**TASK DIRECTIONS**
In the records below, find each line with the word "JSON" and copy it.

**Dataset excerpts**
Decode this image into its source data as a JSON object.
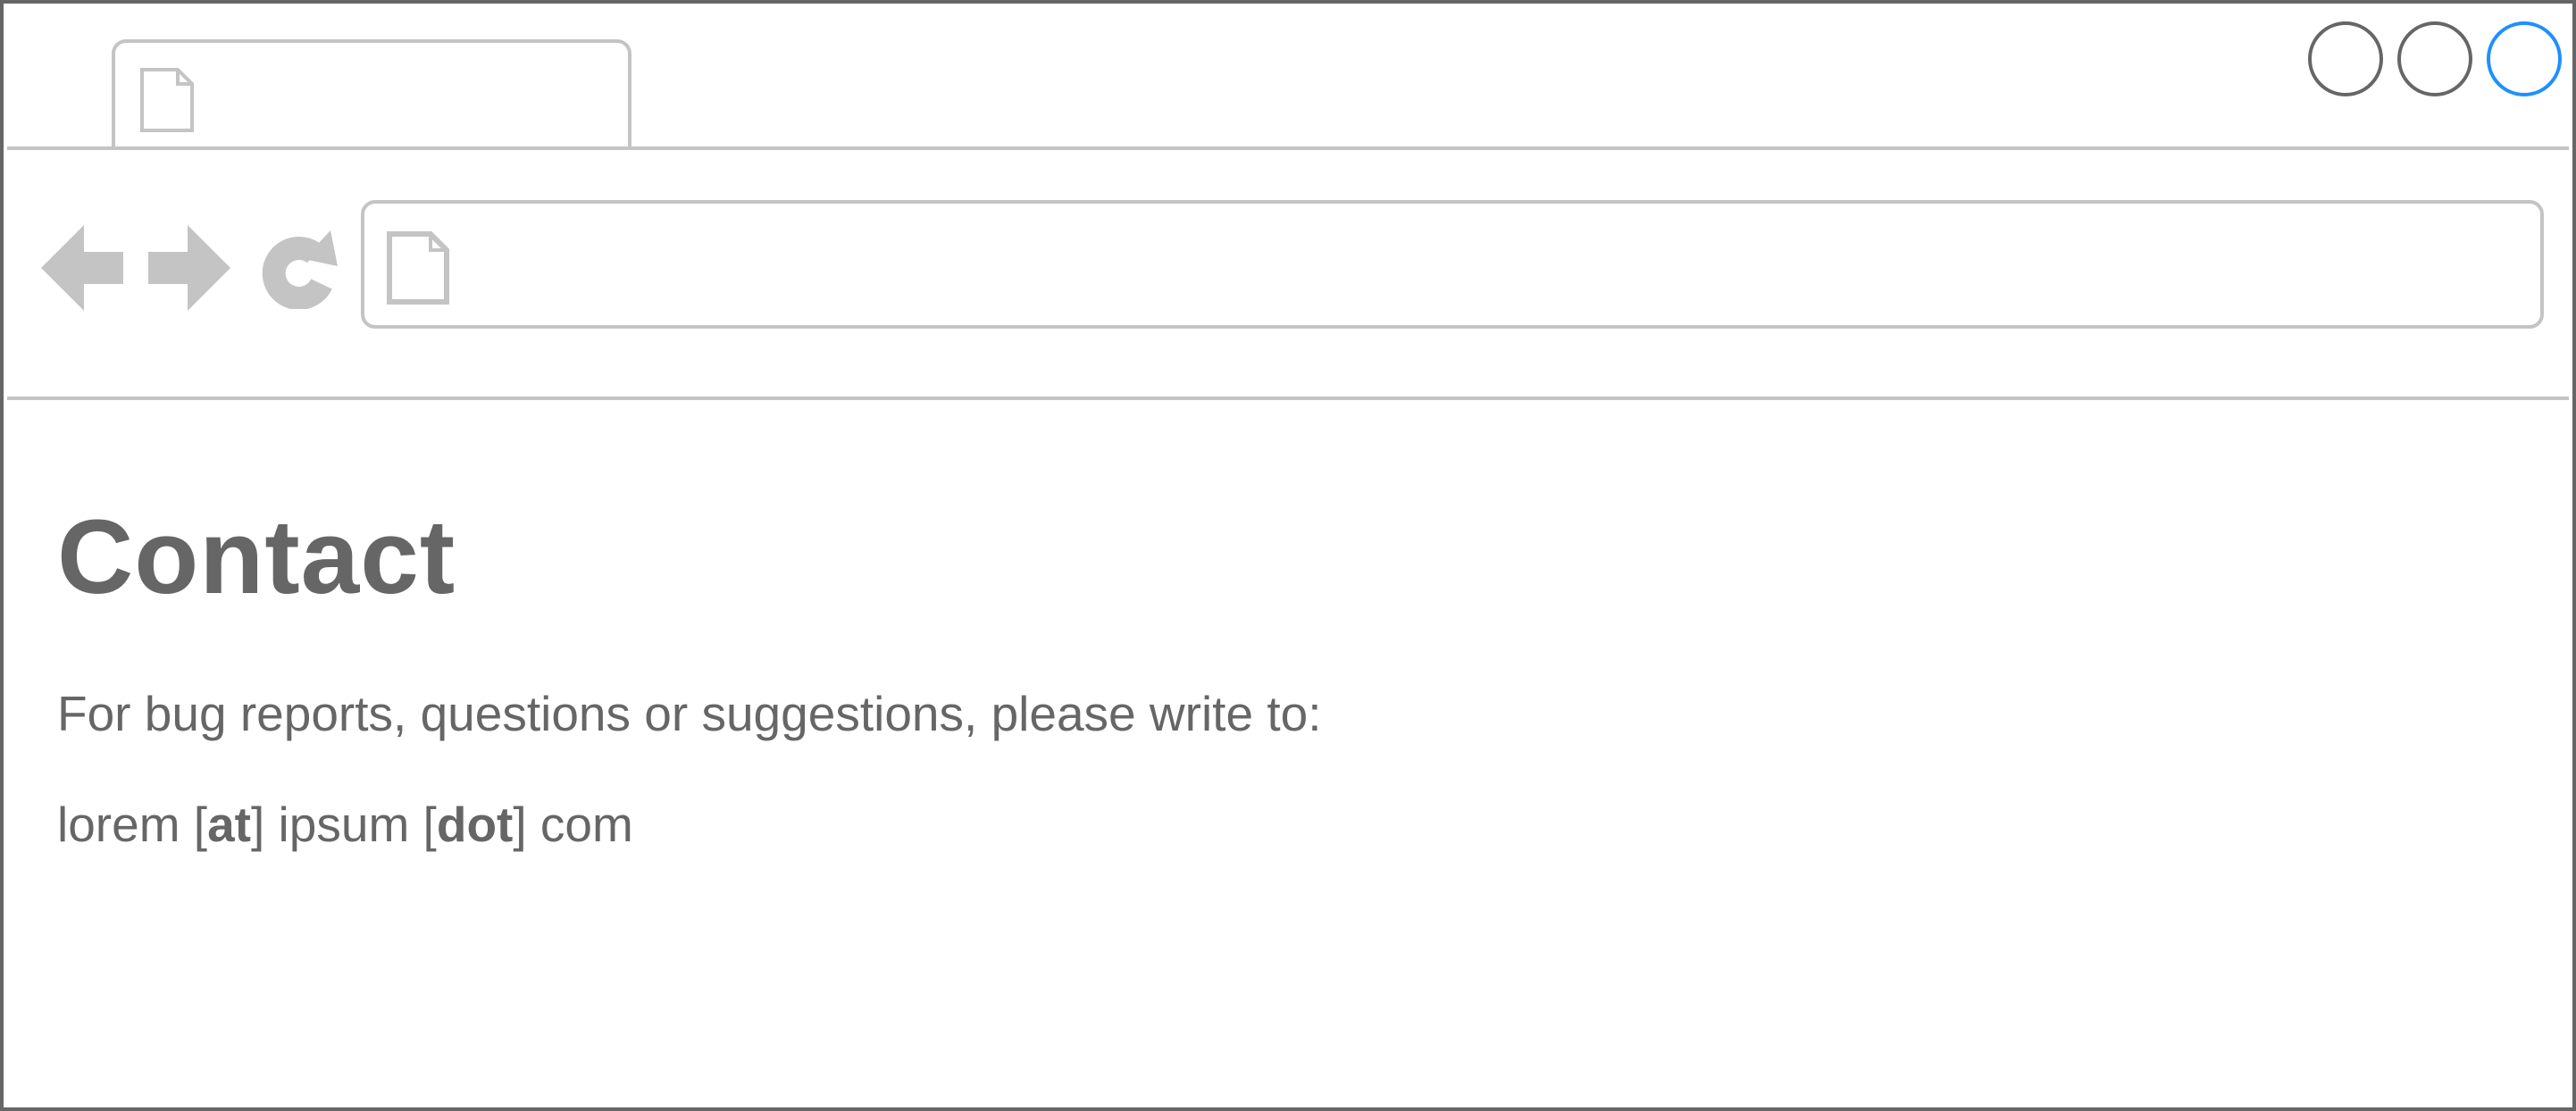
{
  "window": {
    "tab_title": "",
    "controls": {
      "minimize_icon": "circle-outline-icon",
      "maximize_icon": "circle-outline-icon",
      "close_icon": "circle-outline-icon"
    }
  },
  "toolbar": {
    "back_icon": "arrow-left-icon",
    "forward_icon": "arrow-right-icon",
    "reload_icon": "reload-icon",
    "address": {
      "value": "",
      "placeholder": "",
      "icon": "page-icon"
    }
  },
  "page": {
    "heading": "Contact",
    "intro": "For bug reports, questions or suggestions, please write to:",
    "email": {
      "part1": "lorem [",
      "at": "at",
      "part2": "] ipsum [",
      "dot": "dot",
      "part3": "] com"
    }
  },
  "colors": {
    "frame": "#666666",
    "chrome_line": "#c4c4c4",
    "text": "#666666",
    "close_accent": "#1e90ff"
  }
}
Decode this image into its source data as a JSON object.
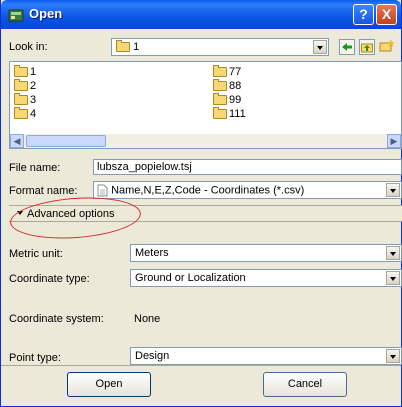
{
  "window": {
    "title": "Open",
    "help_button": "?",
    "close_button": "X"
  },
  "look_in": {
    "label": "Look in:",
    "value": "1"
  },
  "toolbar": {
    "back_icon": "back-arrow-icon",
    "up_icon": "up-folder-icon",
    "new_folder_icon": "new-folder-icon"
  },
  "files": {
    "column1": [
      "1",
      "2",
      "3",
      "4"
    ],
    "column2": [
      "77",
      "88",
      "99",
      "111"
    ]
  },
  "file_name": {
    "label": "File name:",
    "value": "lubsza_popielow.tsj"
  },
  "format_name": {
    "label": "Format name:",
    "value": "Name,N,E,Z,Code - Coordinates (*.csv)"
  },
  "advanced_options": {
    "label": "Advanced options"
  },
  "metric_unit": {
    "label": "Metric unit:",
    "value": "Meters"
  },
  "coordinate_type": {
    "label": "Coordinate type:",
    "value": "Ground or Localization"
  },
  "coordinate_system": {
    "label": "Coordinate system:",
    "value": "None"
  },
  "point_type": {
    "label": "Point type:",
    "value": "Design"
  },
  "buttons": {
    "open": "Open",
    "cancel": "Cancel"
  },
  "colors": {
    "titlebar": "#0b55e5",
    "dialog_bg": "#ece9d8",
    "annotation_circle": "#d42a2a"
  }
}
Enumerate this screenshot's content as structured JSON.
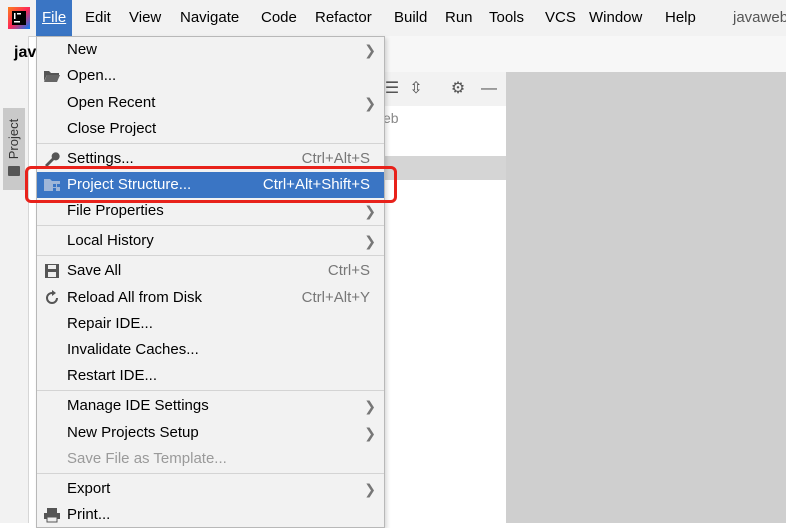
{
  "menubar": {
    "items": [
      "File",
      "Edit",
      "View",
      "Navigate",
      "Code",
      "Refactor",
      "Build",
      "Run",
      "Tools",
      "VCS",
      "Window",
      "Help"
    ],
    "project": "javaweb"
  },
  "editor": {
    "tab_label": "jav",
    "tree_text": "eb"
  },
  "sidebar": {
    "project_tab": "Project"
  },
  "file_menu": {
    "new": "New",
    "open": "Open...",
    "open_recent": "Open Recent",
    "close_project": "Close Project",
    "settings": "Settings...",
    "settings_sc": "Ctrl+Alt+S",
    "project_structure": "Project Structure...",
    "project_structure_sc": "Ctrl+Alt+Shift+S",
    "file_properties": "File Properties",
    "local_history": "Local History",
    "save_all": "Save All",
    "save_all_sc": "Ctrl+S",
    "reload": "Reload All from Disk",
    "reload_sc": "Ctrl+Alt+Y",
    "repair_ide": "Repair IDE...",
    "invalidate": "Invalidate Caches...",
    "restart": "Restart IDE...",
    "manage_settings": "Manage IDE Settings",
    "new_projects_setup": "New Projects Setup",
    "save_as_template": "Save File as Template...",
    "export": "Export",
    "print": "Print..."
  },
  "colors": {
    "selection": "#3a75c4",
    "highlight_box": "#e8221b"
  }
}
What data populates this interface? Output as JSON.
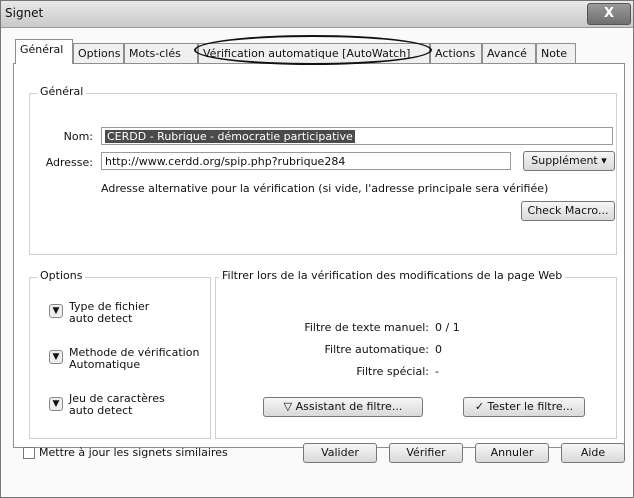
{
  "window": {
    "title": "Signet",
    "close_label": "X"
  },
  "tabs": [
    {
      "label": "Général",
      "active": true
    },
    {
      "label": "Options"
    },
    {
      "label": "Mots-clés"
    },
    {
      "label": "Vérification automatique [AutoWatch]"
    },
    {
      "label": "Actions"
    },
    {
      "label": "Avancé"
    },
    {
      "label": "Note"
    }
  ],
  "general": {
    "group_title": "Général",
    "name_label": "Nom:",
    "name_value": "CERDD - Rubrique - démocratie participative",
    "address_label": "Adresse:",
    "address_value": "http://www.cerdd.org/spip.php?rubrique284",
    "supplement_button": "Supplément ▾",
    "alt_address_text": "Adresse alternative pour la vérification (si vide, l'adresse principale sera vérifiée)",
    "check_macro_button": "Check Macro..."
  },
  "options": {
    "group_title": "Options",
    "items": [
      {
        "title": "Type de fichier",
        "value": "auto detect"
      },
      {
        "title": "Methode de vérification",
        "value": "Automatique"
      },
      {
        "title": "Jeu de caractères",
        "value": "auto detect"
      }
    ]
  },
  "filter": {
    "group_title": "Filtrer lors de la vérification des modifications de la page Web",
    "manual_label": "Filtre de texte manuel:",
    "manual_value": "0 / 1",
    "auto_label": "Filtre automatique:",
    "auto_value": "0",
    "special_label": "Filtre spécial:",
    "special_value": "-",
    "assistant_button": "Assistant de filtre...",
    "test_button": "Tester le filtre..."
  },
  "footer": {
    "update_similar_label": "Mettre à jour les signets similaires",
    "validate_button": "Valider",
    "verify_button": "Vérifier",
    "cancel_button": "Annuler",
    "help_button": "Aide"
  },
  "icons": {
    "funnel": "funnel-icon",
    "check": "checkmark-icon",
    "chevron": "chevron-down-icon"
  }
}
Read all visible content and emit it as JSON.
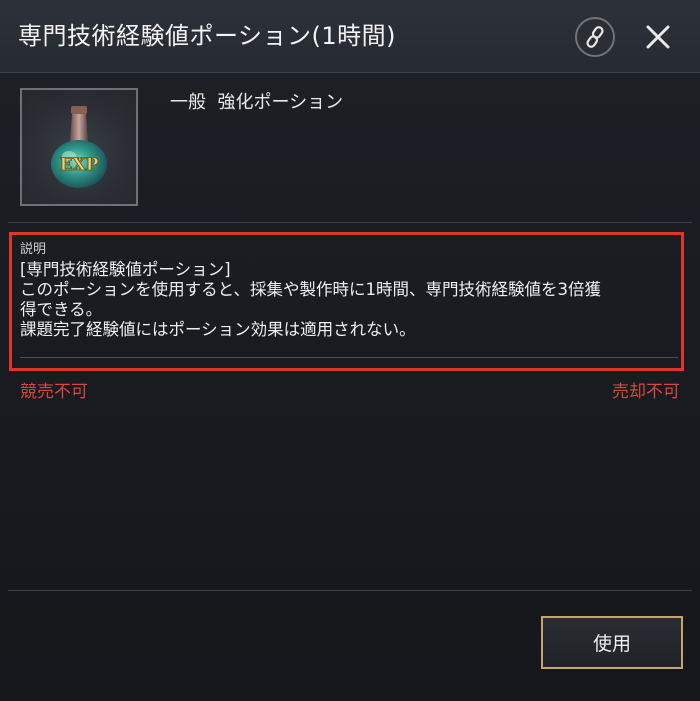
{
  "header": {
    "title": "専門技術経験値ポーション(1時間)"
  },
  "item": {
    "icon_name": "exp-potion-icon",
    "icon_text": "EXP",
    "type_label": "一般  強化ポーション"
  },
  "description": {
    "label": "説明",
    "lines": [
      "[専門技術経験値ポーション]",
      "このポーションを使用すると、採集や製作時に1時間、専門技術経験値を3倍獲",
      "得できる。",
      "課題完了経験値にはポーション効果は適用されない。"
    ]
  },
  "restrictions": {
    "auction": "競売不可",
    "sell": "売却不可"
  },
  "footer": {
    "use_label": "使用"
  },
  "colors": {
    "highlight_border": "#e0352a",
    "restriction_text": "#d9483d",
    "button_border": "#c6a46e"
  }
}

**TASK RESULT**
Decode this image into its source data as a JSON object.
Decode this image into its source data as a JSON object.
Enumerate this screenshot's content as structured JSON.
What data populates this interface? Output as JSON.
Read all visible content and emit it as JSON.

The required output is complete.